Element data from apps and pages:
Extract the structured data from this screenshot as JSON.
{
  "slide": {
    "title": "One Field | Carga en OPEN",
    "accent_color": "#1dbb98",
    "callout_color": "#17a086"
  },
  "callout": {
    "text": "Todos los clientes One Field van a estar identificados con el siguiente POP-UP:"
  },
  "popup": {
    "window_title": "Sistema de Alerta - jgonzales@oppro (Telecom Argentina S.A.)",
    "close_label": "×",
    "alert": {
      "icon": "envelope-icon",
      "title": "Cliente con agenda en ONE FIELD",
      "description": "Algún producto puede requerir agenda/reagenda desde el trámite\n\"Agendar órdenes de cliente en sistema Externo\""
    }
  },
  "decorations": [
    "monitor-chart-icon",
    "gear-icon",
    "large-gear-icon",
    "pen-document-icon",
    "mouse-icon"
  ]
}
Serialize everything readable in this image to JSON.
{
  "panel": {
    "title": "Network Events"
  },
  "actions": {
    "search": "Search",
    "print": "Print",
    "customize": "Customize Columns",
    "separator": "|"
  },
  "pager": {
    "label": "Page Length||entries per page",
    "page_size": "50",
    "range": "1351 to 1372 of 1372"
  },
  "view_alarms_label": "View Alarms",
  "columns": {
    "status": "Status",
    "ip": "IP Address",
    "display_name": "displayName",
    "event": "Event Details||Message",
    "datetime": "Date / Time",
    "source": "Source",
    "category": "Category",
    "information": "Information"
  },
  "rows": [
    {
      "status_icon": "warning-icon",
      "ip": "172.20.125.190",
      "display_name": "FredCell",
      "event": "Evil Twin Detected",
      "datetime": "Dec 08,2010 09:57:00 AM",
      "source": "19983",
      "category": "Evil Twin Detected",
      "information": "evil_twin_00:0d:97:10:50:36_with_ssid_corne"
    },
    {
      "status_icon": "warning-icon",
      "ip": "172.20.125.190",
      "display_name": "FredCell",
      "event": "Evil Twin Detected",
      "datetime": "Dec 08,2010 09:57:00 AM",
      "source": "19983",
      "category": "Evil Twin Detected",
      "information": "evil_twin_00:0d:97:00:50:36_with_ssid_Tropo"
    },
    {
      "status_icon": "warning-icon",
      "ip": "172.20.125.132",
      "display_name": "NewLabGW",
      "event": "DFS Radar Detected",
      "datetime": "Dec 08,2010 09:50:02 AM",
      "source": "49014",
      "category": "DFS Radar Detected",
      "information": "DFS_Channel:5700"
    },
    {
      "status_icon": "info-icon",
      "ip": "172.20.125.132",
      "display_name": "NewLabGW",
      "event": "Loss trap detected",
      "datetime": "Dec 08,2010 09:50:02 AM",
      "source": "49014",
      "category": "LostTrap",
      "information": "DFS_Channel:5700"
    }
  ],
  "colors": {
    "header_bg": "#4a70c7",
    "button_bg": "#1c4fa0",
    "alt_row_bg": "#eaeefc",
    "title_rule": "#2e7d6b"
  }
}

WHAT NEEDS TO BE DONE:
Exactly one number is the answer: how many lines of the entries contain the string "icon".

WRITTEN SOLUTION:
10